How is private Occupational Therapy different from school based therapy?
In school based Occupational Therapy, children are most often treated in a group setting. Since each individual child is at a different developmental level it is difficult for the therapist to focus on the individual child’s unique needs and learning style. The child’s therapeutic progress is therefore much more difficult to achieve in such a setting. Furthermore, schools require consistency in their standardized testing. In private practice, the therapist can select the assessment tools that will benefit and serve the child rather than the school system. The therapist is also free to select and to explore more creative approaches as well as modalities and interventions that will benefit the child. The therapist can control more variables in private practice; i.e. lighting, seating, table and/or desk height, positioning and type of equipment; i.e. by incorporating the use of assistive technology into sessions as needed. The therapist only has to focus on the needs of the child and family since there are no other distractions or constraints. The therapist can have consistent dialogue with family members for carryover.
What is Irlen® Syndrome or Scotopic Sensitivity Syndrome©*?
Irlen® Syndrome is a visual perceptual problem that was discovered by the educational psychologist, Helen Irlen in California. It is a condition that cannot be diagnosed through standardized educational testing, or by a physical or visual exam. Individuals with this syndrome have a light sensitivity resulting in difficulty reading in bright lights, especially fluorescent. They are often bothered by glare, computer screens, overhead projectors and white boards. They have difficulty reading print, numbers and musical notes which can appear distorted. The distortions can appear immediately or after sustained reading. The range and severity of symptoms is variable from person to person. The print can appear as shifting, moving, blurry, floating, pulsating, swirling, etc. The individual can have difficulty with contrast and figure-ground discrimination. For some individuals, the background can appear to take over or engulf the written print. Some other symptoms of this syndrome include difficulty with reading comprehension, slow and inefficient reading, difficulties with writing on a line and forming or reversing letters, losing one’s place reading, omission of letters or words, difficulty with depth perception and spatial awareness. This condition is not curable, but it can be treated with colored overlays and through the use of spectral lenses.

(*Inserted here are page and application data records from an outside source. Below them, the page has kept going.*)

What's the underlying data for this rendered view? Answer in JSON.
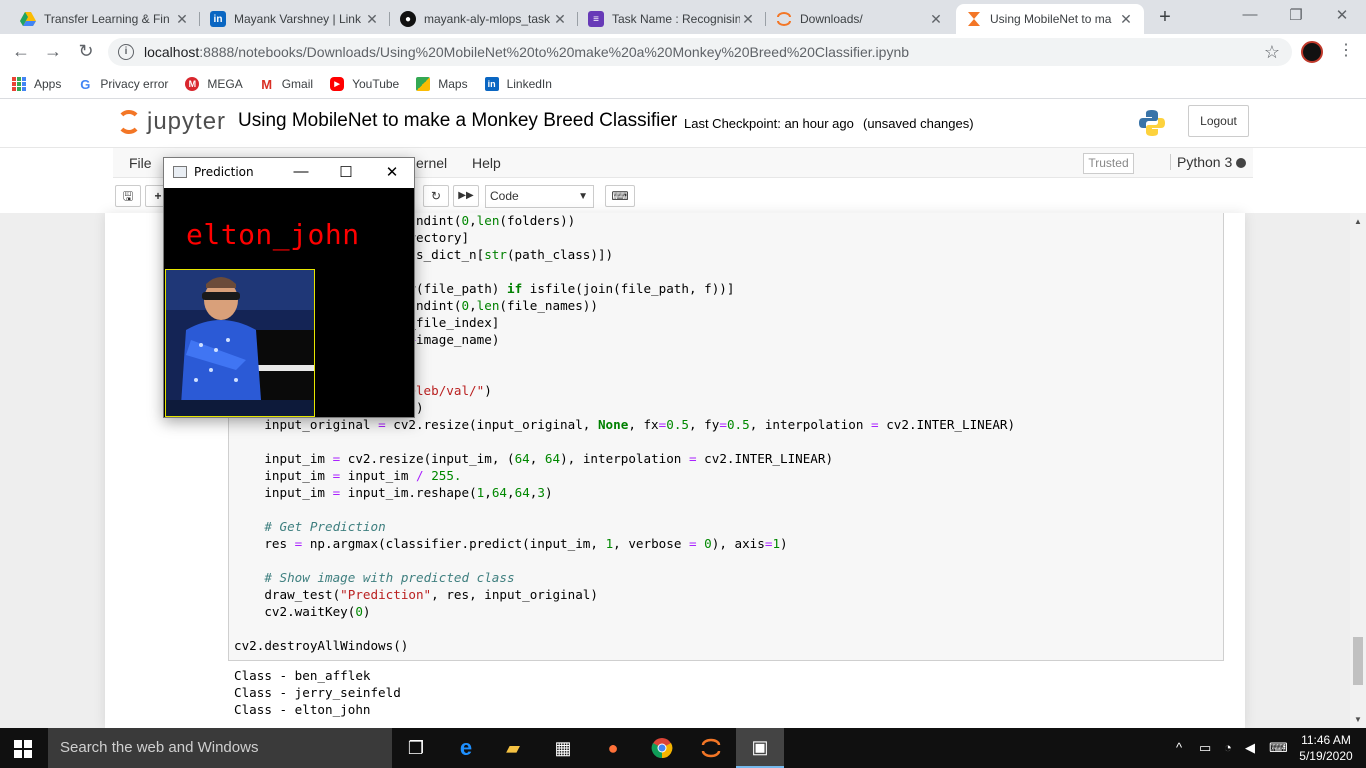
{
  "browser": {
    "tabs": [
      {
        "title": "Transfer Learning & Fin",
        "icon": "google-drive-icon",
        "color": "#1fa463"
      },
      {
        "title": "Mayank Varshney | Link",
        "icon": "linkedin-icon",
        "color": "#0a66c2"
      },
      {
        "title": "mayank-aly-mlops_task",
        "icon": "github-icon",
        "color": "#111111"
      },
      {
        "title": "Task Name : Recognisin",
        "icon": "forms-icon",
        "color": "#673ab7"
      },
      {
        "title": "Downloads/",
        "icon": "jupyter-icon",
        "color": "#f37626"
      },
      {
        "title": "Using MobileNet to ma",
        "icon": "hourglass-icon",
        "color": "#f37626",
        "active": true
      }
    ],
    "url_host": "localhost",
    "url_path": ":8888/notebooks/Downloads/Using%20MobileNet%20to%20make%20a%20Monkey%20Breed%20Classifier.ipynb",
    "bookmarks": [
      {
        "label": "Apps"
      },
      {
        "label": "Privacy error"
      },
      {
        "label": "MEGA"
      },
      {
        "label": "Gmail"
      },
      {
        "label": "YouTube"
      },
      {
        "label": "Maps"
      },
      {
        "label": "LinkedIn"
      }
    ]
  },
  "jupyter": {
    "logo_text": "jupyter",
    "notebook_title": "Using MobileNet to make a Monkey Breed Classifier",
    "checkpoint": "Last Checkpoint: an hour ago",
    "unsaved": "(unsaved changes)",
    "logout": "Logout",
    "menu": {
      "file": "File",
      "kernel": "ernel",
      "help": "Help"
    },
    "trusted": "Trusted",
    "kernel_name": "Python 3",
    "cell_type": "Code"
  },
  "prediction_window": {
    "title": "Prediction",
    "label": "elton_john"
  },
  "output": {
    "lines": [
      "Class - ben_afflek",
      "Class - jerry_seinfeld",
      "Class - elton_john"
    ]
  },
  "taskbar": {
    "search_placeholder": "Search the web and Windows",
    "time": "11:46 AM",
    "date": "5/19/2020"
  }
}
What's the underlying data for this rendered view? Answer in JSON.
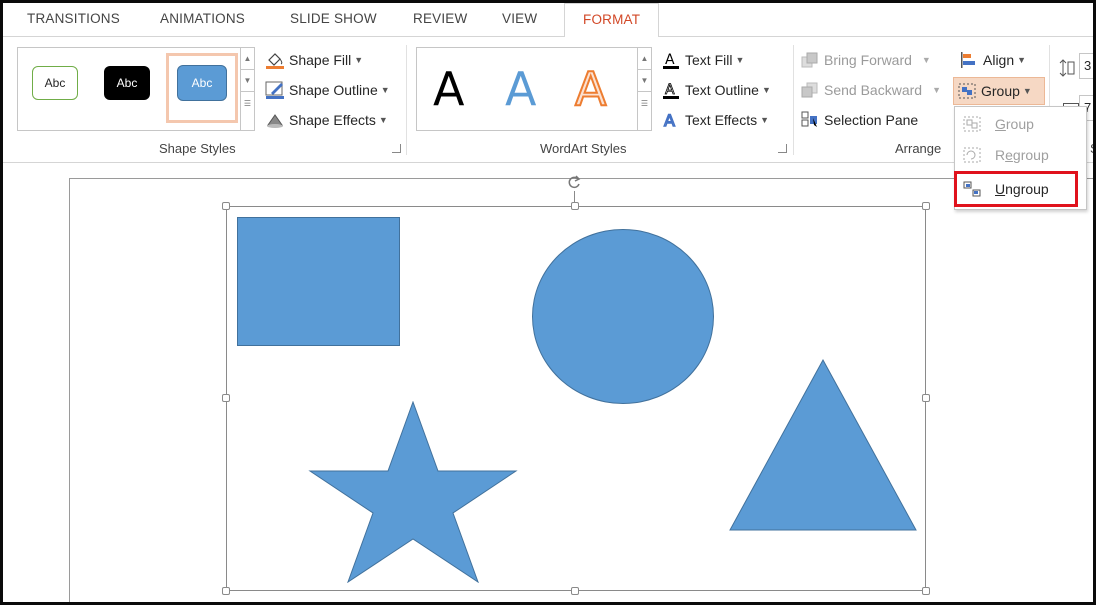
{
  "tabs": [
    {
      "label": "TRANSITIONS"
    },
    {
      "label": "ANIMATIONS"
    },
    {
      "label": "SLIDE SHOW"
    },
    {
      "label": "REVIEW"
    },
    {
      "label": "VIEW"
    },
    {
      "label": "FORMAT",
      "active": true
    }
  ],
  "shape_styles": {
    "group_label": "Shape Styles",
    "presets": [
      "Abc",
      "Abc",
      "Abc"
    ],
    "fill": "Shape Fill",
    "outline": "Shape Outline",
    "effects": "Shape Effects"
  },
  "wordart_styles": {
    "group_label": "WordArt Styles",
    "letters": [
      "A",
      "A",
      "A"
    ],
    "fill": "Text Fill",
    "outline": "Text Outline",
    "effects": "Text Effects"
  },
  "arrange": {
    "group_label": "Arrange",
    "bring_forward": "Bring Forward",
    "send_backward": "Send Backward",
    "selection_pane": "Selection Pane",
    "align": "Align",
    "group": "Group"
  },
  "size_partial": [
    "3",
    "7"
  ],
  "group_menu": {
    "group": {
      "pre": "",
      "ul": "G",
      "post": "roup"
    },
    "regroup": {
      "pre": "R",
      "ul": "e",
      "post": "group"
    },
    "ungroup": {
      "pre": "",
      "ul": "U",
      "post": "ngroup"
    }
  },
  "colors": {
    "accent": "#d24726",
    "shape_fill": "#5b9bd5",
    "shape_stroke": "#41719c",
    "highlight": "#e0121c"
  }
}
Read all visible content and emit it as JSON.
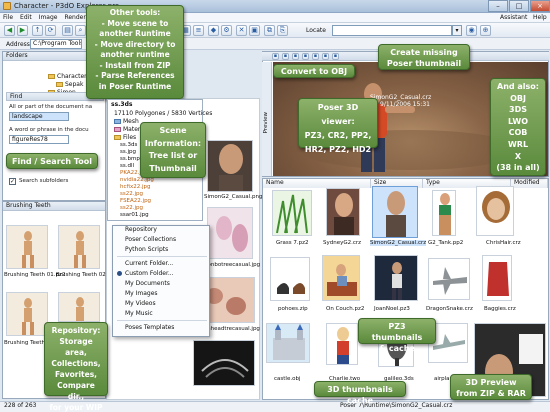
{
  "window": {
    "title": "Character - P3dO Explorer pro"
  },
  "menu": {
    "items": [
      "File",
      "Edit",
      "Image",
      "Render"
    ],
    "right": [
      "Assistant",
      "Help"
    ]
  },
  "toolbar": {
    "locate_label": "Locate",
    "locate_value": "",
    "address_label": "Address",
    "address_value": "C:\\Program Tools"
  },
  "folders": {
    "header": "Folders",
    "tree": [
      "Character",
      "Sepak",
      "Simon"
    ]
  },
  "find": {
    "header": "Find",
    "label1": "All or part of the document na",
    "value1": "landscape",
    "label2": "A word or phrase in the docu",
    "value2": "figureRes78",
    "subfolders": "Search subfolders"
  },
  "scene": {
    "file": "ss.3ds",
    "stats": "17110 Polygones / 5830 Vertices",
    "nodes": [
      "Mesh",
      "Material",
      "Files"
    ],
    "files": [
      "ss.3ds",
      "ss.jpg",
      "ss.bmp",
      "ss.dll",
      "PKA22.jpg",
      "nvidia22.jpg",
      "hcfix22.jpg",
      "ss22.jpg",
      "FSEA22.jpg",
      "ss22.jpg",
      "ssar01.jpg"
    ]
  },
  "brushing": {
    "header": "Brushing Teeth",
    "captions": [
      "Brushing Teeth 01.pz2",
      "Brushing Teeth 02.pz2",
      "Brushing Teeth 03.pz2",
      "Brushing Teeth 04.pz2"
    ]
  },
  "preview": {
    "title_file": "SimonG2_Casual.crz",
    "date": "9/11/2006 15:31",
    "side_label": "Preview"
  },
  "context_menu": {
    "items": [
      "Repository",
      "Poser Collections",
      "Python Scripts",
      "Current Folder...",
      "Custom Folder...",
      "My Documents",
      "My Images",
      "My Videos",
      "My Music",
      "Poses Templates"
    ]
  },
  "middle_captions": [
    "SimonG2_Casual.png",
    "bonbotreecasual.jpg",
    "yawnheadtrecasual.jpg"
  ],
  "list": {
    "columns": [
      "Name",
      "Size",
      "Type",
      "Modified"
    ],
    "row1": [
      "Grass 7.pz2",
      "SydneyG2.crz",
      "SimonG2_Casual.crz",
      "G2_Tank.pp2",
      "ChrisHair.crz"
    ],
    "row2": [
      "pohoes.zip",
      "On Couch.pz2",
      "JoanNoel.pz3",
      "DragonSnake.crz",
      "Baggies.crz"
    ],
    "row3": [
      "castle.obj",
      "Charlie.two",
      "galileo.3ds",
      "airplane.lwo",
      ""
    ]
  },
  "callouts": {
    "other_tools": [
      "Other tools:",
      "- Move scene to",
      "another Runtime",
      "- Move directory to",
      "another runtime",
      "- Install from ZIP",
      "- Parse References",
      "in Poser Runtime"
    ],
    "convert_obj": "Convert to OBJ",
    "missing_thumb": [
      "Create missing",
      "Poser thumbnail"
    ],
    "viewer": [
      "Poser 3D viewer:",
      "PZ3, CR2, PP2,",
      "HR2, PZ2, HD2"
    ],
    "also": [
      "And also:",
      "OBJ",
      "3DS",
      "LWO",
      "COB",
      "WRL",
      "X",
      "(38 in all)"
    ],
    "scene_info": [
      "Scene",
      "Information:",
      "Tree list or",
      "Thumbnail"
    ],
    "find_search": "Find / Search Tool",
    "repository": [
      "Repository:",
      "Storage area,",
      "Collections,",
      "Favorites,",
      "Compare dir.,",
      "for your WIP"
    ],
    "pz3_thumbs": [
      "PZ3 thumbnails",
      "& cache"
    ],
    "thumbs_cache": "3D thumbnails cache",
    "preview_zip": [
      "3D Preview",
      "from ZIP & RAR"
    ]
  },
  "status": {
    "left": "228 of 263",
    "path": "Poser 7\\Runtime\\SimonG2_Casual.crz"
  },
  "colors": {
    "callout_green": "#6e9a4c",
    "selection": "#cde3fb"
  }
}
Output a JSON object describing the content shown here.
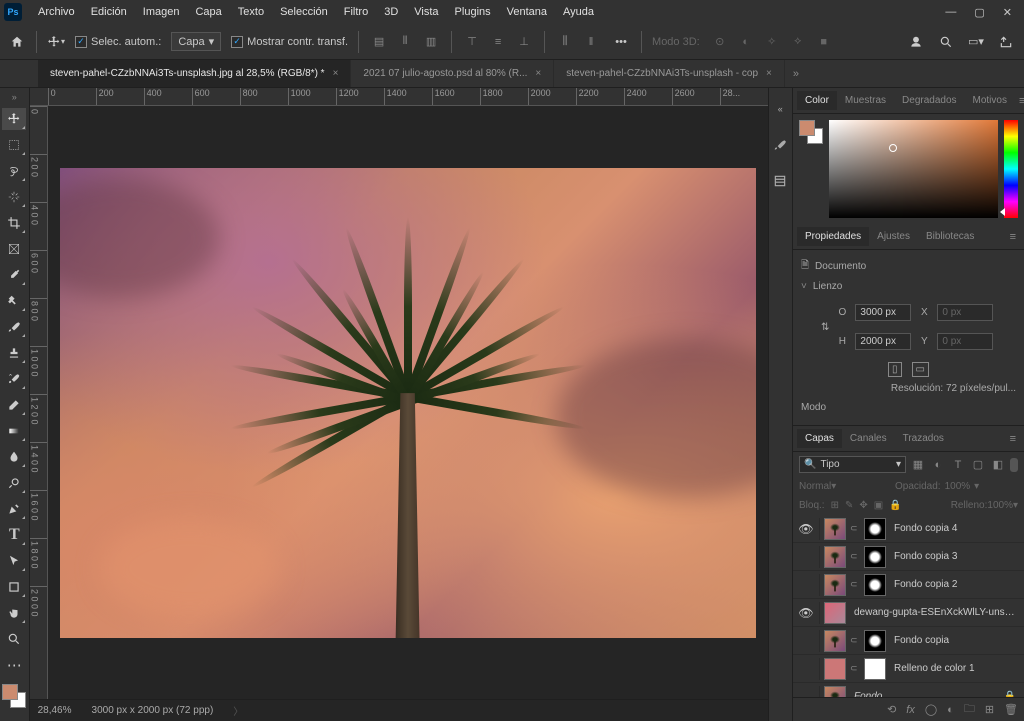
{
  "app": {
    "name": "Ps"
  },
  "menu": [
    "Archivo",
    "Edición",
    "Imagen",
    "Capa",
    "Texto",
    "Selección",
    "Filtro",
    "3D",
    "Vista",
    "Plugins",
    "Ventana",
    "Ayuda"
  ],
  "options": {
    "auto_select_label": "Selec. autom.:",
    "target": "Capa",
    "show_transform": "Mostrar contr. transf.",
    "mode3d": "Modo 3D:"
  },
  "tabs": [
    {
      "label": "steven-pahel-CZzbNNAi3Ts-unsplash.jpg al 28,5% (RGB/8*) *",
      "active": true
    },
    {
      "label": "2021 07 julio-agosto.psd al 80% (R...",
      "active": false
    },
    {
      "label": "steven-pahel-CZzbNNAi3Ts-unsplash - cop",
      "active": false
    }
  ],
  "rulerH": [
    "0",
    "200",
    "400",
    "600",
    "800",
    "1000",
    "1200",
    "1400",
    "1600",
    "1800",
    "2000",
    "2200",
    "2400",
    "2600",
    "28..."
  ],
  "rulerV": [
    "0",
    "2 0 0",
    "4 0 0",
    "6 0 0",
    "8 0 0",
    "1 0 0 0",
    "1 2 0 0",
    "1 4 0 0",
    "1 6 0 0",
    "1 8 0 0",
    "2 0 0 0"
  ],
  "status": {
    "zoom": "28,46%",
    "dims": "3000 px x 2000 px (72 ppp)"
  },
  "colorPanel": {
    "tabs": [
      "Color",
      "Muestras",
      "Degradados",
      "Motivos"
    ]
  },
  "propsPanel": {
    "tabs": [
      "Propiedades",
      "Ajustes",
      "Bibliotecas"
    ],
    "docLabel": "Documento",
    "section": "Lienzo",
    "w_lbl": "O",
    "w_val": "3000 px",
    "x_lbl": "X",
    "x_val": "0 px",
    "h_lbl": "H",
    "h_val": "2000 px",
    "y_lbl": "Y",
    "y_val": "0 px",
    "res": "Resolución:  72  píxeles/pul...",
    "mode": "Modo"
  },
  "layersPanel": {
    "tabs": [
      "Capas",
      "Canales",
      "Trazados"
    ],
    "kind": "Tipo",
    "blend": "Normal",
    "opacity_lbl": "Opacidad:",
    "opacity_val": "100%",
    "lock_lbl": "Bloq.:",
    "fill_lbl": "Relleno:",
    "fill_val": "100%",
    "layers": [
      {
        "vis": true,
        "mask": true,
        "name": "Fondo copia 4"
      },
      {
        "vis": false,
        "mask": true,
        "name": "Fondo copia 3"
      },
      {
        "vis": false,
        "mask": true,
        "name": "Fondo copia 2"
      },
      {
        "vis": true,
        "mask": false,
        "name": "dewang-gupta-ESEnXckWlLY-unsplash",
        "thumb": "pink"
      },
      {
        "vis": false,
        "mask": true,
        "name": "Fondo copia"
      },
      {
        "vis": false,
        "mask": false,
        "name": "Relleno de color 1",
        "thumb": "fill",
        "whitemask": true
      },
      {
        "vis": false,
        "mask": false,
        "name": "Fondo",
        "italic": true,
        "locked": true
      }
    ]
  }
}
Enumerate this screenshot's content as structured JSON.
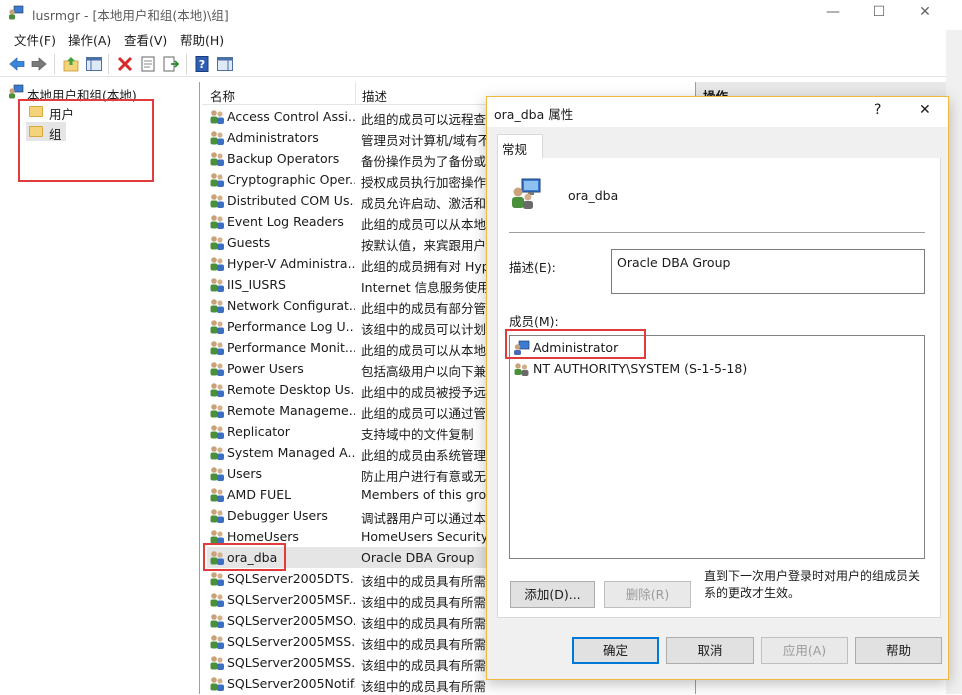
{
  "window": {
    "title": "lusrmgr - [本地用户和组(本地)\\组]",
    "controls": [
      "—",
      "☐",
      "✕"
    ]
  },
  "menu": [
    "文件(F)",
    "操作(A)",
    "查看(V)",
    "帮助(H)"
  ],
  "tree": {
    "root": "本地用户和组(本地)",
    "children": [
      "用户",
      "组"
    ]
  },
  "list": {
    "columns": [
      "名称",
      "描述"
    ],
    "rows": [
      {
        "name": "Access Control Assi...",
        "desc": "此组的成员可以远程查询"
      },
      {
        "name": "Administrators",
        "desc": "管理员对计算机/域有不"
      },
      {
        "name": "Backup Operators",
        "desc": "备份操作员为了备份或还"
      },
      {
        "name": "Cryptographic Oper...",
        "desc": "授权成员执行加密操作。"
      },
      {
        "name": "Distributed COM Us...",
        "desc": "成员允许启动、激活和使"
      },
      {
        "name": "Event Log Readers",
        "desc": "此组的成员可以从本地计"
      },
      {
        "name": "Guests",
        "desc": "按默认值，来宾跟用户组"
      },
      {
        "name": "Hyper-V Administra...",
        "desc": "此组的成员拥有对 Hyper"
      },
      {
        "name": "IIS_IUSRS",
        "desc": "Internet 信息服务使用的"
      },
      {
        "name": "Network Configurat...",
        "desc": "此组中的成员有部分管理"
      },
      {
        "name": "Performance Log U...",
        "desc": "该组中的成员可以计划进"
      },
      {
        "name": "Performance Monit...",
        "desc": "此组的成员可以从本地和"
      },
      {
        "name": "Power Users",
        "desc": "包括高级用户以向下兼容"
      },
      {
        "name": "Remote Desktop Us...",
        "desc": "此组中的成员被授予远程"
      },
      {
        "name": "Remote Manageme...",
        "desc": "此组的成员可以通过管理"
      },
      {
        "name": "Replicator",
        "desc": "支持域中的文件复制"
      },
      {
        "name": "System Managed A...",
        "desc": "此组的成员由系统管理。"
      },
      {
        "name": "Users",
        "desc": "防止用户进行有意或无意"
      },
      {
        "name": "AMD FUEL",
        "desc": "Members of this group"
      },
      {
        "name": "Debugger Users",
        "desc": "调试器用户可以通过本地"
      },
      {
        "name": "HomeUsers",
        "desc": "HomeUsers Security G"
      },
      {
        "name": "ora_dba",
        "desc": "Oracle DBA Group"
      },
      {
        "name": "SQLServer2005DTS...",
        "desc": "该组中的成员具有所需的"
      },
      {
        "name": "SQLServer2005MSF...",
        "desc": "该组中的成员具有所需的"
      },
      {
        "name": "SQLServer2005MSO...",
        "desc": "该组中的成员具有所需的"
      },
      {
        "name": "SQLServer2005MSS...",
        "desc": "该组中的成员具有所需的"
      },
      {
        "name": "SQLServer2005MSS...",
        "desc": "该组中的成员具有所需的"
      },
      {
        "name": "SQLServer2005Notif...",
        "desc": "该组中的成员具有所需的访问权..."
      }
    ],
    "selected_index": 21
  },
  "actions": {
    "header": "操作"
  },
  "dialog": {
    "title": "ora_dba 属性",
    "help_glyph": "?",
    "close_glyph": "✕",
    "tab": "常规",
    "group_name": "ora_dba",
    "desc_label": "描述(E):",
    "desc_value": "Oracle DBA Group",
    "members_label": "成员(M):",
    "members": [
      "Administrator",
      "NT AUTHORITY\\SYSTEM (S-1-5-18)"
    ],
    "add_button": "添加(D)...",
    "remove_button": "删除(R)",
    "note": "直到下一次用户登录时对用户的组成员关系的更改才生效。",
    "ok_button": "确定",
    "cancel_button": "取消",
    "apply_button": "应用(A)",
    "help_button": "帮助"
  },
  "colors": {
    "highlight_box": "#e23b3b",
    "dialog_border": "#f0b840",
    "primary_button_border": "#0078d7"
  }
}
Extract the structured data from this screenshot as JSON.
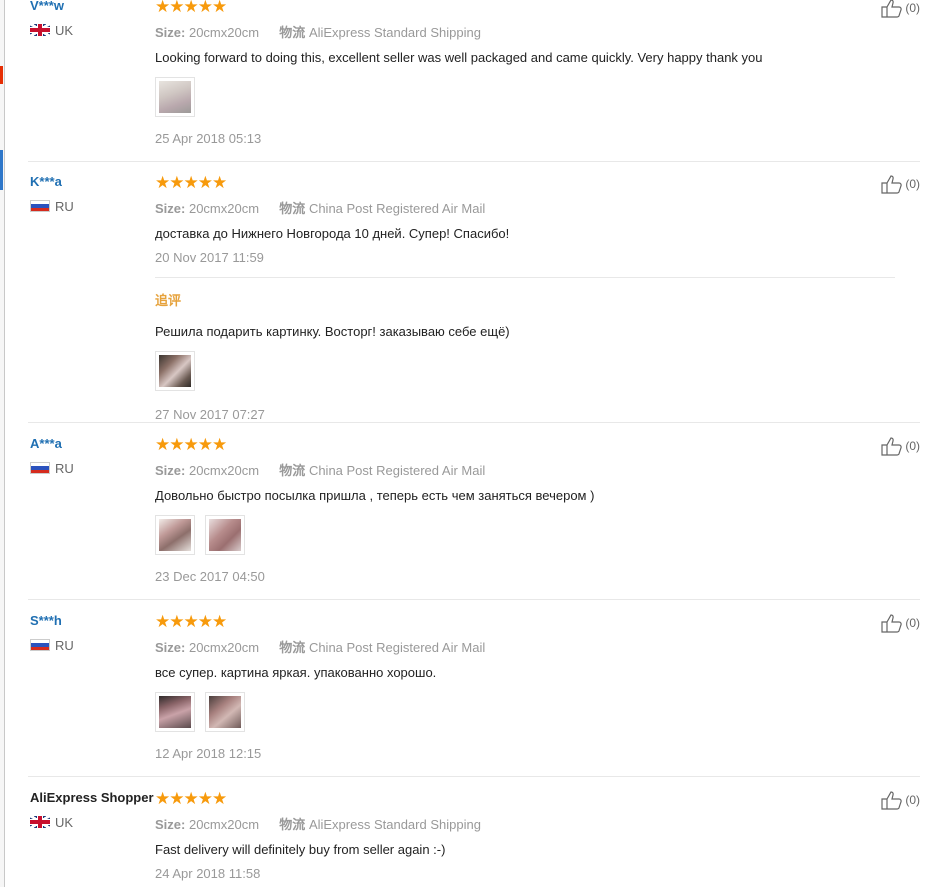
{
  "labels": {
    "size": "Size:",
    "shipping": "物流",
    "followup": "追评"
  },
  "reviews": [
    {
      "user": "V***w",
      "country": "UK",
      "flag": "uk",
      "stars": "★★★★★",
      "size": "20cmx20cm",
      "shipping": "AliExpress Standard Shipping",
      "text": "Looking forward to doing this, excellent seller was well packaged and came quickly. Very happy thank you",
      "date": "25 Apr 2018 05:13",
      "likes": "(0)"
    },
    {
      "user": "K***a",
      "country": "RU",
      "flag": "ru",
      "stars": "★★★★★",
      "size": "20cmx20cm",
      "shipping": "China Post Registered Air Mail",
      "text": "доставка до Нижнего Новгорода 10 дней. Супер! Спасибо!",
      "date": "20 Nov 2017 11:59",
      "likes": "(0)",
      "followup_text": "Решила подарить картинку. Восторг! заказываю себе ещё)",
      "followup_date": "27 Nov 2017 07:27"
    },
    {
      "user": "A***a",
      "country": "RU",
      "flag": "ru",
      "stars": "★★★★★",
      "size": "20cmx20cm",
      "shipping": "China Post Registered Air Mail",
      "text": "Довольно быстро посылка пришла , теперь есть чем заняться вечером )",
      "date": "23 Dec 2017 04:50",
      "likes": "(0)"
    },
    {
      "user": "S***h",
      "country": "RU",
      "flag": "ru",
      "stars": "★★★★★",
      "size": "20cmx20cm",
      "shipping": "China Post Registered Air Mail",
      "text": "все супер. картина яркая. упакованно хорошо.",
      "date": "12 Apr 2018 12:15",
      "likes": "(0)"
    },
    {
      "user": "AliExpress Shopper",
      "country": "UK",
      "flag": "uk",
      "stars": "★★★★★",
      "size": "20cmx20cm",
      "shipping": "AliExpress Standard Shipping",
      "text": "Fast delivery will definitely buy from seller again :-)",
      "date": "24 Apr 2018 11:58",
      "likes": "(0)"
    }
  ]
}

What is Sensory Integration?
“Sensory Integration” refers to the theory developed by A. Jean Ayres, an Occupational Therapist and neuroscientist. It refers to how our bodies organize and interpret all of the information coming from our seven senses (auditory, gustatory, olfactory, visual, tactile, vestibular, and proprioceptive) into meaningful information. The most important senses are the vestibular, proprioceptive and tactile.
The vestibular receptors are in the inner ear and tell us where our head is in space. This sense provides awareness of balance and tells us about the quality of movement; i.e. is it fast, slow, rotary, linear and whether we are moving or if something in the environment is moving.
The proprioceptive sense provides information regarding muscle and joint position sense. This sense tells us where parts of our bodies are without having to visually observe them. This sense further enables us to manipulate utensils and modulate the degree of pressure exerted upon them appropriately. It tells us how much bodily force to utilize when performing gross motor activities such as throwing or kicking a ball.
The tactile receptors provide discriminatory information; i.e. the quality of an object- is it soft, hard, round, large, etc. as well as protective information, i.e. hot, cold, sharp. Children can be hypersensitive or hyposensitive to tactile sensations, or have a combination of the two.
For most children, sensory integration develops automatically, efficiently and naturally and provides the foundation for the development and the acquisition of functional skills as well as behavior and learning. Some children, however require therapeutic intervention to facilitate the development of adequate sensory integration. A trained and experienced therapist can determine if a child has any developmental deficits that can be addressed by the utilization of sensory integration treatment modalities.
*Copyright © 1991, 2005 by Helen Irlen. This material was reproduced from “Reading by the Colors” by Helen Irlen Penguin Putnam/Perigee Group (USA) Inc. All rights reserved.
Copyright ©1998-2010 by Perceptual Development Corp/Helen Irlen. All rights reserved.